The Amazing Chinese Bamboo Plant

The Chinese Bamboo plant starts from a tiny seed. You plant the seed in the dirt, and you water the seed. Very little seems to happen the first year. Despite your efforts, only a tiny shoot pokes out of the ground.

So…..the second year you water and fertilize and protect the seed…..Nothing happens.

So…..the third year you water and fertilize and protect the seed…..Nothing happens.

So…..the fourth year you water and fertilize and protect the seed…..Nothing happens.

So…..the fifth year you water and fertilize and protect the seed.….Finally, during the fifth year, the Chinese Bamboo plant begins to grow. In fact, it grows 90 feet tall in just 6 weeks!

The question is, did it grow 90 feet in six weeks or in five years? The answer, of course, is that it grew 90 feet in five years. It took five years to grow the root system that would one day support a 90-foot plant.

People are often like the Chinese Bamboo plant. We invest hours and hours trying to develop ourselves or others, and nothing happens.  We spend years discipling our children to follow the Lord, but…..nothing happens.   We hold countless meetings with our staff members to coach them in the development of their strengths and developmental areas, but…….nothing happens. We redouble our efforts to help a friend make better decisions, but…….nothing happens.

If you’re like most people, you will be tempted to give up. Don’t do it! If you give up, the seeds you planted will die. But if you continue to care for the seeds, one day (when you least expect it) the results of your labor will seem to magically appear overnight!

If the Chinese Bamboo plant immediately shot up 90 feet in the first year, one strong wind would blow it down. By growing deep before it grows tall, it gains the strength it needs to withstand the force of heavy winds. Similarly, lasting growth starts on the inside of people. It’s difficult to see that change is taking place, but this is a necessary process. The growing they do on the inside creates strength of character and conviction.

Don’t give up hope! Your efforts will be rewarded!  Once the root system is established, your growth or the growth of those you are coaching will spring up seemingly overnight!

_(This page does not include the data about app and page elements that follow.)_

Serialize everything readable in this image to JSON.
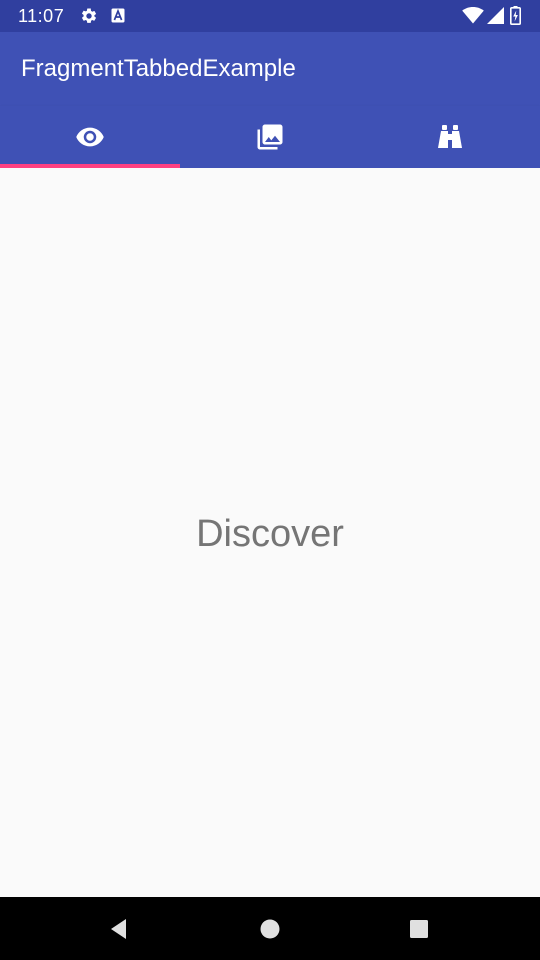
{
  "status_bar": {
    "time": "11:07",
    "icons": [
      "gear-icon",
      "a-notification-icon",
      "wifi-icon",
      "cell-signal-icon",
      "battery-icon"
    ]
  },
  "app_bar": {
    "title": "FragmentTabbedExample"
  },
  "tabs": {
    "selected_index": 0,
    "items": [
      {
        "icon": "eye-icon"
      },
      {
        "icon": "photo-library-icon"
      },
      {
        "icon": "binoculars-icon"
      }
    ]
  },
  "content": {
    "text": "Discover"
  },
  "nav_bar": {
    "buttons": [
      "back-icon",
      "home-icon",
      "recents-icon"
    ]
  },
  "colors": {
    "primary": "#3f51b5",
    "primary_dark": "#303f9f",
    "accent": "#ff4081",
    "background": "#fafafa",
    "content_text": "#757575"
  }
}
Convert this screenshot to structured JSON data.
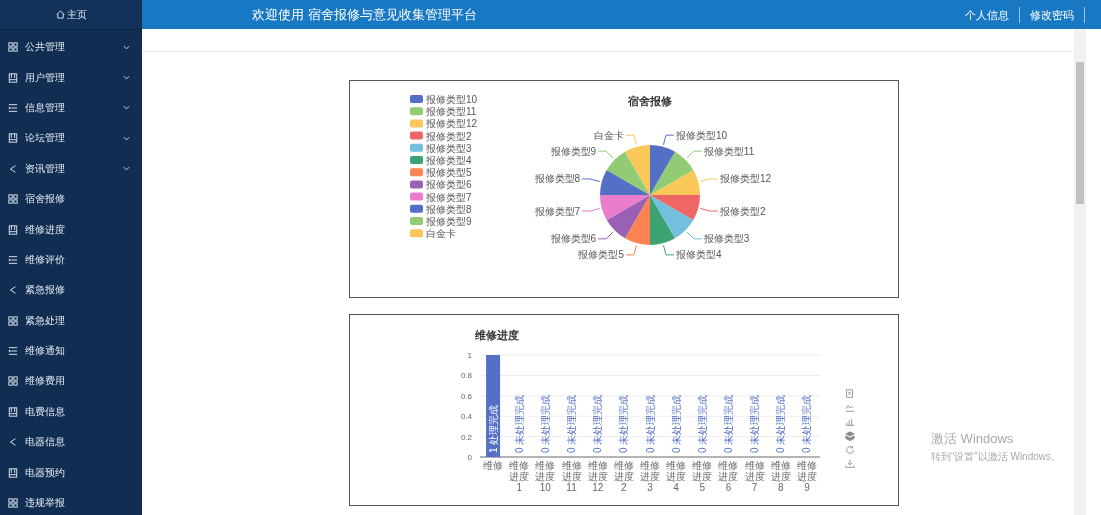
{
  "sidebar": {
    "home": "主页",
    "items": [
      {
        "label": "公共管理",
        "kind": "grid",
        "expandable": true
      },
      {
        "label": "用户管理",
        "kind": "book",
        "expandable": true
      },
      {
        "label": "信息管理",
        "kind": "list",
        "expandable": true
      },
      {
        "label": "论坛管理",
        "kind": "book",
        "expandable": true
      },
      {
        "label": "资讯管理",
        "kind": "share",
        "expandable": true
      },
      {
        "label": "宿舍报修",
        "kind": "grid",
        "expandable": false
      },
      {
        "label": "维修进度",
        "kind": "book",
        "expandable": false
      },
      {
        "label": "维修评价",
        "kind": "list",
        "expandable": false
      },
      {
        "label": "紧急报修",
        "kind": "share",
        "expandable": false
      },
      {
        "label": "紧急处理",
        "kind": "grid",
        "expandable": false
      },
      {
        "label": "维修通知",
        "kind": "list",
        "expandable": false
      },
      {
        "label": "维修费用",
        "kind": "grid",
        "expandable": false
      },
      {
        "label": "电费信息",
        "kind": "book",
        "expandable": false
      },
      {
        "label": "电器信息",
        "kind": "share",
        "expandable": false
      },
      {
        "label": "电器预约",
        "kind": "book",
        "expandable": false
      },
      {
        "label": "违规举报",
        "kind": "grid",
        "expandable": false
      }
    ]
  },
  "header": {
    "title": "欢迎使用 宿舍报修与意见收集管理平台",
    "links": [
      {
        "label": "个人信息"
      },
      {
        "label": "修改密码"
      }
    ]
  },
  "main": {
    "pie_card": {
      "title": "宿舍报修",
      "legend": [
        {
          "label": "报修类型10",
          "color": "#5470c6"
        },
        {
          "label": "报修类型11",
          "color": "#91cc75"
        },
        {
          "label": "报修类型12",
          "color": "#fac858"
        },
        {
          "label": "报修类型2",
          "color": "#ee6666"
        },
        {
          "label": "报修类型3",
          "color": "#73c0de"
        },
        {
          "label": "报修类型4",
          "color": "#3ba272"
        },
        {
          "label": "报修类型5",
          "color": "#fc8452"
        },
        {
          "label": "报修类型6",
          "color": "#9a60b4"
        },
        {
          "label": "报修类型7",
          "color": "#ea7ccc"
        },
        {
          "label": "报修类型8",
          "color": "#5470c6"
        },
        {
          "label": "报修类型9",
          "color": "#91cc75"
        },
        {
          "label": "白金卡",
          "color": "#fac858"
        }
      ],
      "slices": [
        {
          "label": "白金卡",
          "color": "#fac858"
        },
        {
          "label": "报修类型10",
          "color": "#5470c6"
        },
        {
          "label": "报修类型9",
          "color": "#91cc75"
        },
        {
          "label": "报修类型11",
          "color": "#91cc75"
        },
        {
          "label": "报修类型8",
          "color": "#5470c6"
        },
        {
          "label": "报修类型12",
          "color": "#fac858"
        },
        {
          "label": "报修类型7",
          "color": "#ea7ccc"
        },
        {
          "label": "报修类型2",
          "color": "#ee6666"
        },
        {
          "label": "报修类型6",
          "color": "#9a60b4"
        },
        {
          "label": "报修类型3",
          "color": "#73c0de"
        },
        {
          "label": "报修类型5",
          "color": "#fc8452"
        },
        {
          "label": "报修类型4",
          "color": "#3ba272"
        }
      ]
    },
    "bar_card": {
      "chart_data": {
        "type": "bar",
        "title": "维修进度",
        "grid": true,
        "categories": [
          "维修",
          "维修进度1",
          "维修进度10",
          "维修进度11",
          "维修进度12",
          "维修进度2",
          "维修进度3",
          "维修进度4",
          "维修进度5",
          "维修进度6",
          "维修进度7",
          "维修进度8",
          "维修进度9"
        ],
        "values": [
          1,
          0,
          0,
          0,
          0,
          0,
          0,
          0,
          0,
          0,
          0,
          0,
          0
        ],
        "ylim": [
          0,
          1
        ],
        "yticks": [
          0,
          0.2,
          0.4,
          0.6,
          0.8,
          1
        ],
        "value_labels": [
          "1 处理完成",
          "0 未处理完成",
          "0 未处理完成",
          "0 未处理完成",
          "0 未处理完成",
          "0 未处理完成",
          "0 未处理完成",
          "0 未处理完成",
          "0 未处理完成",
          "0 未处理完成",
          "0 未处理完成",
          "0 未处理完成",
          "0 未处理完成"
        ]
      },
      "toolbox": [
        {
          "kind": "data-view"
        },
        {
          "kind": "line"
        },
        {
          "kind": "bar"
        },
        {
          "kind": "stack"
        },
        {
          "kind": "restore"
        },
        {
          "kind": "save"
        }
      ]
    }
  },
  "os_notice": {
    "title": "激活 Windows",
    "text": "转到“设置”以激活 Windows。"
  }
}
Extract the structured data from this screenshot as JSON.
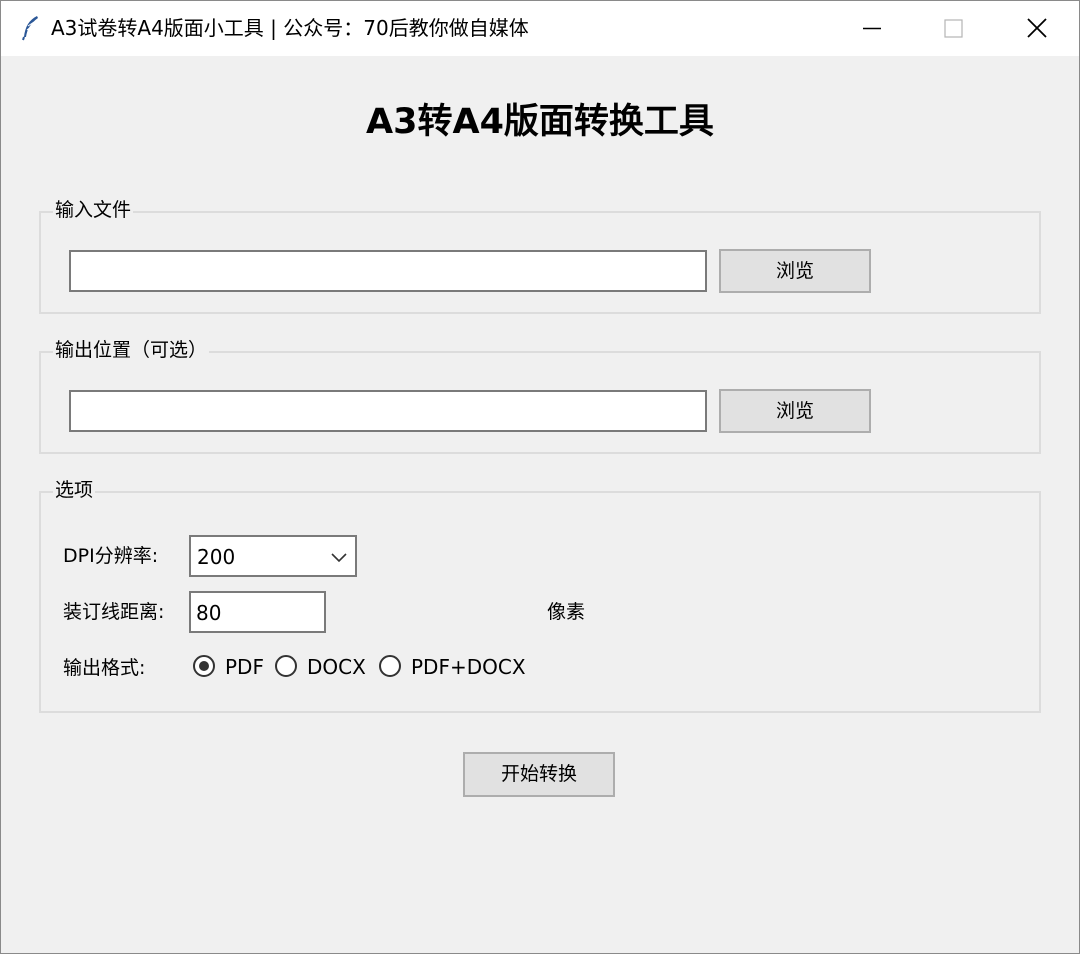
{
  "window": {
    "title": "A3试卷转A4版面小工具 | 公众号：70后教你做自媒体",
    "icon": "feather-icon",
    "controls": [
      "minimize-icon",
      "maximize-icon",
      "close-icon"
    ]
  },
  "main": {
    "heading": "A3转A4版面转换工具"
  },
  "input_group": {
    "legend": "输入文件",
    "path_value": "",
    "browse_label": "浏览"
  },
  "output_group": {
    "legend": "输出位置（可选）",
    "path_value": "",
    "browse_label": "浏览"
  },
  "options": {
    "legend": "选项",
    "dpi_label": "DPI分辨率:",
    "dpi_value": "200",
    "margin_label": "装订线距离:",
    "margin_value": "80",
    "margin_unit": "像素",
    "format_label": "输出格式:",
    "formats": [
      {
        "label": "PDF",
        "selected": true
      },
      {
        "label": "DOCX",
        "selected": false
      },
      {
        "label": "PDF+DOCX",
        "selected": false
      }
    ]
  },
  "actions": {
    "start_label": "开始转换"
  },
  "colors": {
    "window_bg": "#f0f0f0",
    "titlebar_bg": "#ffffff",
    "button_bg": "#e1e1e1",
    "button_border": "#adadad",
    "group_border": "#dcdcdc",
    "icon_blue": "#2b5797"
  }
}
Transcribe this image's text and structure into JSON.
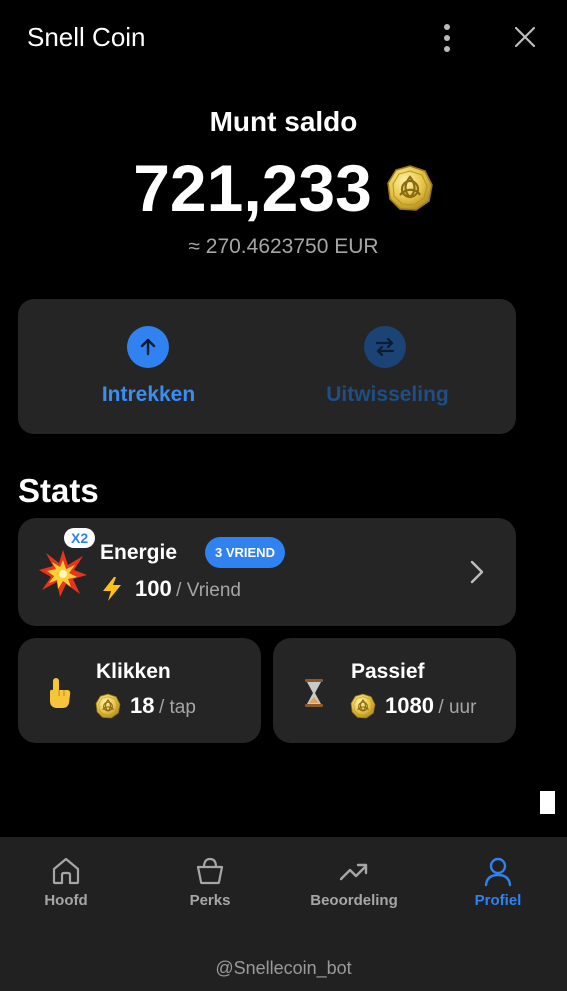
{
  "header": {
    "title": "Snell Coin",
    "menu_icon": "kebab-menu-icon",
    "close_icon": "close-icon"
  },
  "balance": {
    "label": "Munt saldo",
    "value": "721,233",
    "coin_icon": "coin-icon",
    "fiat": "≈ 270.4623750 EUR"
  },
  "actions": [
    {
      "label": "Intrekken",
      "icon": "arrow-up-icon",
      "color": "#2f82ef"
    },
    {
      "label": "Uitwisseling",
      "icon": "swap-icon",
      "color": "#1b4375"
    }
  ],
  "stats": {
    "title": "Stats",
    "energy": {
      "badge_multiplier": "X2",
      "title": "Energie",
      "badge": "3 VRIEND",
      "value": "100",
      "unit": "/ Vriend",
      "icon": "explosion-icon",
      "value_icon": "lightning-icon"
    },
    "click": {
      "title": "Klikken",
      "value": "18",
      "unit": "/ tap",
      "icon": "pointing-hand-icon"
    },
    "passive": {
      "title": "Passief",
      "value": "1080",
      "unit": "/ uur",
      "icon": "hourglass-icon"
    }
  },
  "nav": {
    "items": [
      {
        "label": "Hoofd",
        "icon": "home-icon"
      },
      {
        "label": "Perks",
        "icon": "shopping-bag-icon"
      },
      {
        "label": "Beoordeling",
        "icon": "trending-up-icon"
      },
      {
        "label": "Profiel",
        "icon": "user-icon",
        "active": true
      }
    ],
    "handle": "@Snellecoin_bot"
  },
  "colors": {
    "accent": "#2f82ef",
    "background": "#000000",
    "card": "#252526"
  }
}
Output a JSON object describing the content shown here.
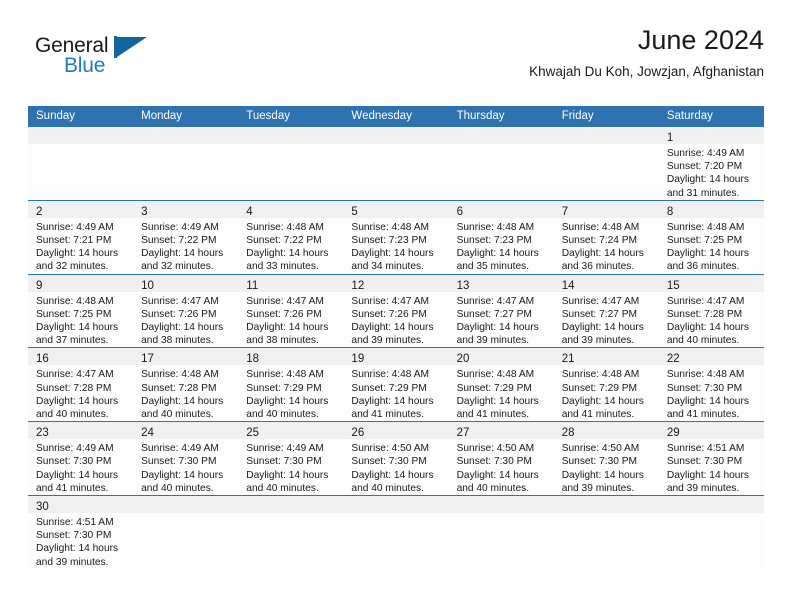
{
  "brand": {
    "name_top": "General",
    "name_bottom": "Blue",
    "accent_color": "#1f7ac4",
    "flag_color": "#14659e"
  },
  "header": {
    "title": "June 2024",
    "subtitle": "Khwajah Du Koh, Jowzjan, Afghanistan"
  },
  "theme": {
    "header_bg": "#2e72b0",
    "daynum_bg": "#f0f0f0",
    "cell_bg": "#fdfdfd",
    "text": "#1a1a1a"
  },
  "weekdays": [
    "Sunday",
    "Monday",
    "Tuesday",
    "Wednesday",
    "Thursday",
    "Friday",
    "Saturday"
  ],
  "labels": {
    "sunrise_prefix": "Sunrise:",
    "sunset_prefix": "Sunset:",
    "daylight_prefix": "Daylight:"
  },
  "weeks": [
    [
      {
        "empty": true
      },
      {
        "empty": true
      },
      {
        "empty": true
      },
      {
        "empty": true
      },
      {
        "empty": true
      },
      {
        "empty": true
      },
      {
        "day": "1",
        "sunrise": "Sunrise: 4:49 AM",
        "sunset": "Sunset: 7:20 PM",
        "daylight_1": "Daylight: 14 hours",
        "daylight_2": "and 31 minutes."
      }
    ],
    [
      {
        "day": "2",
        "sunrise": "Sunrise: 4:49 AM",
        "sunset": "Sunset: 7:21 PM",
        "daylight_1": "Daylight: 14 hours",
        "daylight_2": "and 32 minutes."
      },
      {
        "day": "3",
        "sunrise": "Sunrise: 4:49 AM",
        "sunset": "Sunset: 7:22 PM",
        "daylight_1": "Daylight: 14 hours",
        "daylight_2": "and 32 minutes."
      },
      {
        "day": "4",
        "sunrise": "Sunrise: 4:48 AM",
        "sunset": "Sunset: 7:22 PM",
        "daylight_1": "Daylight: 14 hours",
        "daylight_2": "and 33 minutes."
      },
      {
        "day": "5",
        "sunrise": "Sunrise: 4:48 AM",
        "sunset": "Sunset: 7:23 PM",
        "daylight_1": "Daylight: 14 hours",
        "daylight_2": "and 34 minutes."
      },
      {
        "day": "6",
        "sunrise": "Sunrise: 4:48 AM",
        "sunset": "Sunset: 7:23 PM",
        "daylight_1": "Daylight: 14 hours",
        "daylight_2": "and 35 minutes."
      },
      {
        "day": "7",
        "sunrise": "Sunrise: 4:48 AM",
        "sunset": "Sunset: 7:24 PM",
        "daylight_1": "Daylight: 14 hours",
        "daylight_2": "and 36 minutes."
      },
      {
        "day": "8",
        "sunrise": "Sunrise: 4:48 AM",
        "sunset": "Sunset: 7:25 PM",
        "daylight_1": "Daylight: 14 hours",
        "daylight_2": "and 36 minutes."
      }
    ],
    [
      {
        "day": "9",
        "sunrise": "Sunrise: 4:48 AM",
        "sunset": "Sunset: 7:25 PM",
        "daylight_1": "Daylight: 14 hours",
        "daylight_2": "and 37 minutes."
      },
      {
        "day": "10",
        "sunrise": "Sunrise: 4:47 AM",
        "sunset": "Sunset: 7:26 PM",
        "daylight_1": "Daylight: 14 hours",
        "daylight_2": "and 38 minutes."
      },
      {
        "day": "11",
        "sunrise": "Sunrise: 4:47 AM",
        "sunset": "Sunset: 7:26 PM",
        "daylight_1": "Daylight: 14 hours",
        "daylight_2": "and 38 minutes."
      },
      {
        "day": "12",
        "sunrise": "Sunrise: 4:47 AM",
        "sunset": "Sunset: 7:26 PM",
        "daylight_1": "Daylight: 14 hours",
        "daylight_2": "and 39 minutes."
      },
      {
        "day": "13",
        "sunrise": "Sunrise: 4:47 AM",
        "sunset": "Sunset: 7:27 PM",
        "daylight_1": "Daylight: 14 hours",
        "daylight_2": "and 39 minutes."
      },
      {
        "day": "14",
        "sunrise": "Sunrise: 4:47 AM",
        "sunset": "Sunset: 7:27 PM",
        "daylight_1": "Daylight: 14 hours",
        "daylight_2": "and 39 minutes."
      },
      {
        "day": "15",
        "sunrise": "Sunrise: 4:47 AM",
        "sunset": "Sunset: 7:28 PM",
        "daylight_1": "Daylight: 14 hours",
        "daylight_2": "and 40 minutes."
      }
    ],
    [
      {
        "day": "16",
        "sunrise": "Sunrise: 4:47 AM",
        "sunset": "Sunset: 7:28 PM",
        "daylight_1": "Daylight: 14 hours",
        "daylight_2": "and 40 minutes."
      },
      {
        "day": "17",
        "sunrise": "Sunrise: 4:48 AM",
        "sunset": "Sunset: 7:28 PM",
        "daylight_1": "Daylight: 14 hours",
        "daylight_2": "and 40 minutes."
      },
      {
        "day": "18",
        "sunrise": "Sunrise: 4:48 AM",
        "sunset": "Sunset: 7:29 PM",
        "daylight_1": "Daylight: 14 hours",
        "daylight_2": "and 40 minutes."
      },
      {
        "day": "19",
        "sunrise": "Sunrise: 4:48 AM",
        "sunset": "Sunset: 7:29 PM",
        "daylight_1": "Daylight: 14 hours",
        "daylight_2": "and 41 minutes."
      },
      {
        "day": "20",
        "sunrise": "Sunrise: 4:48 AM",
        "sunset": "Sunset: 7:29 PM",
        "daylight_1": "Daylight: 14 hours",
        "daylight_2": "and 41 minutes."
      },
      {
        "day": "21",
        "sunrise": "Sunrise: 4:48 AM",
        "sunset": "Sunset: 7:29 PM",
        "daylight_1": "Daylight: 14 hours",
        "daylight_2": "and 41 minutes."
      },
      {
        "day": "22",
        "sunrise": "Sunrise: 4:48 AM",
        "sunset": "Sunset: 7:30 PM",
        "daylight_1": "Daylight: 14 hours",
        "daylight_2": "and 41 minutes."
      }
    ],
    [
      {
        "day": "23",
        "sunrise": "Sunrise: 4:49 AM",
        "sunset": "Sunset: 7:30 PM",
        "daylight_1": "Daylight: 14 hours",
        "daylight_2": "and 41 minutes."
      },
      {
        "day": "24",
        "sunrise": "Sunrise: 4:49 AM",
        "sunset": "Sunset: 7:30 PM",
        "daylight_1": "Daylight: 14 hours",
        "daylight_2": "and 40 minutes."
      },
      {
        "day": "25",
        "sunrise": "Sunrise: 4:49 AM",
        "sunset": "Sunset: 7:30 PM",
        "daylight_1": "Daylight: 14 hours",
        "daylight_2": "and 40 minutes."
      },
      {
        "day": "26",
        "sunrise": "Sunrise: 4:50 AM",
        "sunset": "Sunset: 7:30 PM",
        "daylight_1": "Daylight: 14 hours",
        "daylight_2": "and 40 minutes."
      },
      {
        "day": "27",
        "sunrise": "Sunrise: 4:50 AM",
        "sunset": "Sunset: 7:30 PM",
        "daylight_1": "Daylight: 14 hours",
        "daylight_2": "and 40 minutes."
      },
      {
        "day": "28",
        "sunrise": "Sunrise: 4:50 AM",
        "sunset": "Sunset: 7:30 PM",
        "daylight_1": "Daylight: 14 hours",
        "daylight_2": "and 39 minutes."
      },
      {
        "day": "29",
        "sunrise": "Sunrise: 4:51 AM",
        "sunset": "Sunset: 7:30 PM",
        "daylight_1": "Daylight: 14 hours",
        "daylight_2": "and 39 minutes."
      }
    ],
    [
      {
        "day": "30",
        "sunrise": "Sunrise: 4:51 AM",
        "sunset": "Sunset: 7:30 PM",
        "daylight_1": "Daylight: 14 hours",
        "daylight_2": "and 39 minutes."
      },
      {
        "empty": true
      },
      {
        "empty": true
      },
      {
        "empty": true
      },
      {
        "empty": true
      },
      {
        "empty": true
      },
      {
        "empty": true
      }
    ]
  ]
}
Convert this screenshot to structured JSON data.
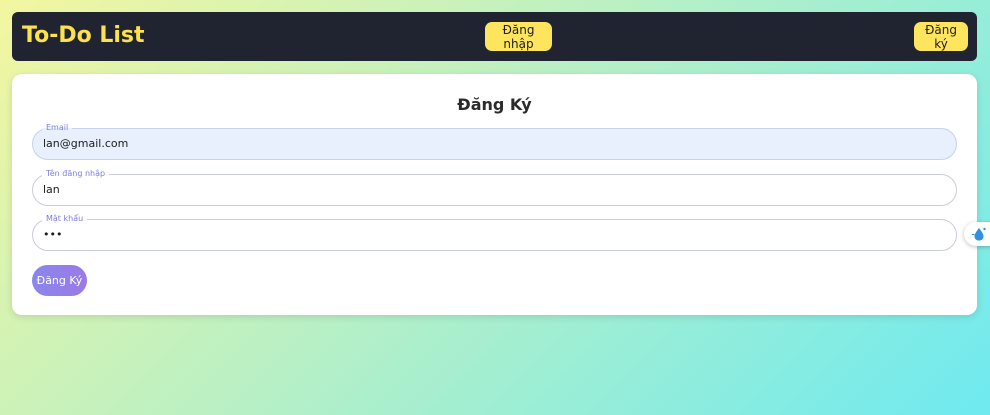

Filed under Change, christianity, expectations, Religion, Spiritual Growth, Spirituality, Teaching